### YOUR GOAL
Whatever runs from the line with "Serialize everything readable" to the end of the records below must be copied exactly, with nothing else included.

### STUDY MATERIAL
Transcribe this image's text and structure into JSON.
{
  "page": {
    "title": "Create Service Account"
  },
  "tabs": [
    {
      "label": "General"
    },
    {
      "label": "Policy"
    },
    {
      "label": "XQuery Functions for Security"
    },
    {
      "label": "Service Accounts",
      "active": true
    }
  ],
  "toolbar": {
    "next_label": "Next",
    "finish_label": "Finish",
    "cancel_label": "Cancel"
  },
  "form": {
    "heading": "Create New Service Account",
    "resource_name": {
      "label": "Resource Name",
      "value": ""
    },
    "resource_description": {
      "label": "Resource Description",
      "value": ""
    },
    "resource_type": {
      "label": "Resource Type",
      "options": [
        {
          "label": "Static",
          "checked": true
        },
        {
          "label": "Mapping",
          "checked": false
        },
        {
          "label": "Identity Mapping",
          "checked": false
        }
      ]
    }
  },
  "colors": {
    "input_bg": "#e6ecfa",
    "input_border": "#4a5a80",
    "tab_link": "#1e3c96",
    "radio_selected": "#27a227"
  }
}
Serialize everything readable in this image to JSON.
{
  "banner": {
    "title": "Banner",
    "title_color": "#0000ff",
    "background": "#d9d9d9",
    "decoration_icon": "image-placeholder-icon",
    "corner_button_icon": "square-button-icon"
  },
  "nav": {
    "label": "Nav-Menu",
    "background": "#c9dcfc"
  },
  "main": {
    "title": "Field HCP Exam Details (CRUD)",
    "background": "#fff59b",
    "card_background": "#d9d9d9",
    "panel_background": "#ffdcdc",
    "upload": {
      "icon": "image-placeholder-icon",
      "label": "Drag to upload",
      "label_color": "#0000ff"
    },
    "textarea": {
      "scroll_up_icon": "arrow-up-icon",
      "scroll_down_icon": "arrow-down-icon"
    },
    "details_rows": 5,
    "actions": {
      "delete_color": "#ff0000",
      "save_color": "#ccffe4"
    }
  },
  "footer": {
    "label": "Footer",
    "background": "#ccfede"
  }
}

### OUTPUT OF THE EXERCISE
Serialize everything readable in this image to JSON.
{
  "banner": {
    "title": "Banner",
    "title_color": "#0000ff",
    "background": "#d9d9d9",
    "decoration_icon": "image-placeholder-icon",
    "corner_button_icon": "square-button-icon"
  },
  "nav": {
    "label": "Nav-Menu",
    "background": "#c9dcfc"
  },
  "main": {
    "title": "Field HCP Exam Details (CRUD)",
    "background": "#fff59b",
    "card_background": "#d9d9d9",
    "panel_background": "#ffdcdc",
    "upload": {
      "icon": "image-placeholder-icon",
      "label": "Drag to upload",
      "label_color": "#0000ff"
    },
    "textarea": {
      "scroll_up_icon": "arrow-up-icon",
      "scroll_down_icon": "arrow-down-icon"
    },
    "details_rows": 5,
    "actions": {
      "delete_color": "#ff0000",
      "save_color": "#ccffe4"
    }
  },
  "footer": {
    "label": "Footer",
    "background": "#ccfede"
  }
}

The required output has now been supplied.